There’s a wonderful piece of Gemara in Maseches Eruvin that states that Beis Shammai and Beis Hillel argued for two and a half years over which was better: to have been created or not to have been created. Beis Shammai argues it would be best to have never been created in the first place, whereas Beis Hillel argues that it is a good thing to have been created. In the end they come to a compromise that it is better to have not been created, but now that one exists we have to engage in contemplation of our actions and living a considered life.
This is essentially the foundation for true Mussar, that is seforim like Chovos HaLevovos and Mesilas Yeshorim, especially the latter, considering the Ramchal’s fairly severe dualistic bent. The Baal Shem Tov instructs us in the short Tzav’a at the beginning of Keser Shem Tov to learn Mussar regularly and to not depart from this learning. The key thing to know though is that we have to learn true Mussar, meaning seforim geared towards self-development and Emunah, rather than false Mussar like certain seforim from the early 18th century that speak almost entirely about Gehennom and punishment rather than the greatness of God and our obligation to cleave to Him and know Him.
Rather than viewing it as purely negative to have been created, we should understand this to be brought for us to understand our obligation in this world, that we aren’t created just for no reason, rather that Hashem has created each and every one of us for a specific purpose.

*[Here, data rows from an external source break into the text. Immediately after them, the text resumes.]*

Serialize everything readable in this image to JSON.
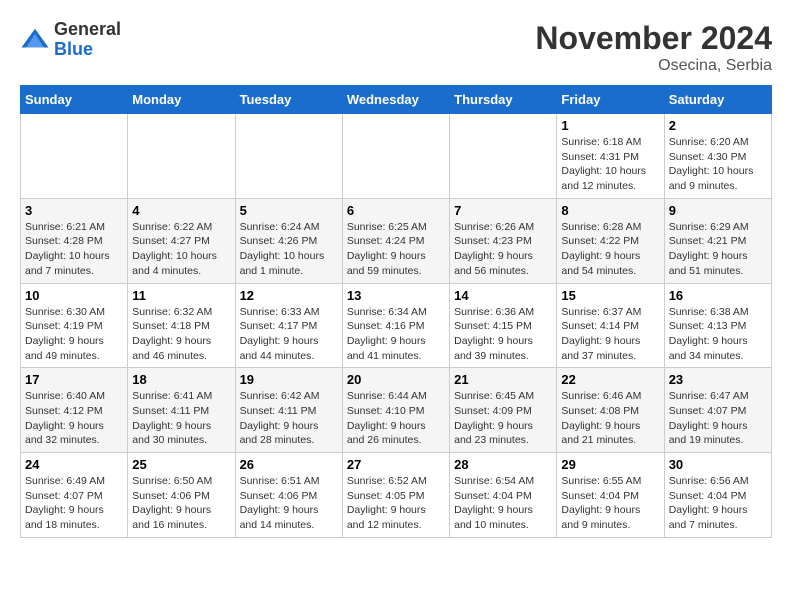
{
  "header": {
    "logo": {
      "general": "General",
      "blue": "Blue"
    },
    "title": "November 2024",
    "location": "Osecina, Serbia"
  },
  "weekdays": [
    "Sunday",
    "Monday",
    "Tuesday",
    "Wednesday",
    "Thursday",
    "Friday",
    "Saturday"
  ],
  "weeks": [
    [
      {
        "day": "",
        "info": ""
      },
      {
        "day": "",
        "info": ""
      },
      {
        "day": "",
        "info": ""
      },
      {
        "day": "",
        "info": ""
      },
      {
        "day": "",
        "info": ""
      },
      {
        "day": "1",
        "info": "Sunrise: 6:18 AM\nSunset: 4:31 PM\nDaylight: 10 hours\nand 12 minutes."
      },
      {
        "day": "2",
        "info": "Sunrise: 6:20 AM\nSunset: 4:30 PM\nDaylight: 10 hours\nand 9 minutes."
      }
    ],
    [
      {
        "day": "3",
        "info": "Sunrise: 6:21 AM\nSunset: 4:28 PM\nDaylight: 10 hours\nand 7 minutes."
      },
      {
        "day": "4",
        "info": "Sunrise: 6:22 AM\nSunset: 4:27 PM\nDaylight: 10 hours\nand 4 minutes."
      },
      {
        "day": "5",
        "info": "Sunrise: 6:24 AM\nSunset: 4:26 PM\nDaylight: 10 hours\nand 1 minute."
      },
      {
        "day": "6",
        "info": "Sunrise: 6:25 AM\nSunset: 4:24 PM\nDaylight: 9 hours\nand 59 minutes."
      },
      {
        "day": "7",
        "info": "Sunrise: 6:26 AM\nSunset: 4:23 PM\nDaylight: 9 hours\nand 56 minutes."
      },
      {
        "day": "8",
        "info": "Sunrise: 6:28 AM\nSunset: 4:22 PM\nDaylight: 9 hours\nand 54 minutes."
      },
      {
        "day": "9",
        "info": "Sunrise: 6:29 AM\nSunset: 4:21 PM\nDaylight: 9 hours\nand 51 minutes."
      }
    ],
    [
      {
        "day": "10",
        "info": "Sunrise: 6:30 AM\nSunset: 4:19 PM\nDaylight: 9 hours\nand 49 minutes."
      },
      {
        "day": "11",
        "info": "Sunrise: 6:32 AM\nSunset: 4:18 PM\nDaylight: 9 hours\nand 46 minutes."
      },
      {
        "day": "12",
        "info": "Sunrise: 6:33 AM\nSunset: 4:17 PM\nDaylight: 9 hours\nand 44 minutes."
      },
      {
        "day": "13",
        "info": "Sunrise: 6:34 AM\nSunset: 4:16 PM\nDaylight: 9 hours\nand 41 minutes."
      },
      {
        "day": "14",
        "info": "Sunrise: 6:36 AM\nSunset: 4:15 PM\nDaylight: 9 hours\nand 39 minutes."
      },
      {
        "day": "15",
        "info": "Sunrise: 6:37 AM\nSunset: 4:14 PM\nDaylight: 9 hours\nand 37 minutes."
      },
      {
        "day": "16",
        "info": "Sunrise: 6:38 AM\nSunset: 4:13 PM\nDaylight: 9 hours\nand 34 minutes."
      }
    ],
    [
      {
        "day": "17",
        "info": "Sunrise: 6:40 AM\nSunset: 4:12 PM\nDaylight: 9 hours\nand 32 minutes."
      },
      {
        "day": "18",
        "info": "Sunrise: 6:41 AM\nSunset: 4:11 PM\nDaylight: 9 hours\nand 30 minutes."
      },
      {
        "day": "19",
        "info": "Sunrise: 6:42 AM\nSunset: 4:11 PM\nDaylight: 9 hours\nand 28 minutes."
      },
      {
        "day": "20",
        "info": "Sunrise: 6:44 AM\nSunset: 4:10 PM\nDaylight: 9 hours\nand 26 minutes."
      },
      {
        "day": "21",
        "info": "Sunrise: 6:45 AM\nSunset: 4:09 PM\nDaylight: 9 hours\nand 23 minutes."
      },
      {
        "day": "22",
        "info": "Sunrise: 6:46 AM\nSunset: 4:08 PM\nDaylight: 9 hours\nand 21 minutes."
      },
      {
        "day": "23",
        "info": "Sunrise: 6:47 AM\nSunset: 4:07 PM\nDaylight: 9 hours\nand 19 minutes."
      }
    ],
    [
      {
        "day": "24",
        "info": "Sunrise: 6:49 AM\nSunset: 4:07 PM\nDaylight: 9 hours\nand 18 minutes."
      },
      {
        "day": "25",
        "info": "Sunrise: 6:50 AM\nSunset: 4:06 PM\nDaylight: 9 hours\nand 16 minutes."
      },
      {
        "day": "26",
        "info": "Sunrise: 6:51 AM\nSunset: 4:06 PM\nDaylight: 9 hours\nand 14 minutes."
      },
      {
        "day": "27",
        "info": "Sunrise: 6:52 AM\nSunset: 4:05 PM\nDaylight: 9 hours\nand 12 minutes."
      },
      {
        "day": "28",
        "info": "Sunrise: 6:54 AM\nSunset: 4:04 PM\nDaylight: 9 hours\nand 10 minutes."
      },
      {
        "day": "29",
        "info": "Sunrise: 6:55 AM\nSunset: 4:04 PM\nDaylight: 9 hours\nand 9 minutes."
      },
      {
        "day": "30",
        "info": "Sunrise: 6:56 AM\nSunset: 4:04 PM\nDaylight: 9 hours\nand 7 minutes."
      }
    ]
  ]
}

To realize that purpose requires spending time in contemplation, learning, davening, and being certain to do what we need to do. This is for each person to realize for yourself, of course following the structure of halacha and the way that Torah establishes for us to follow.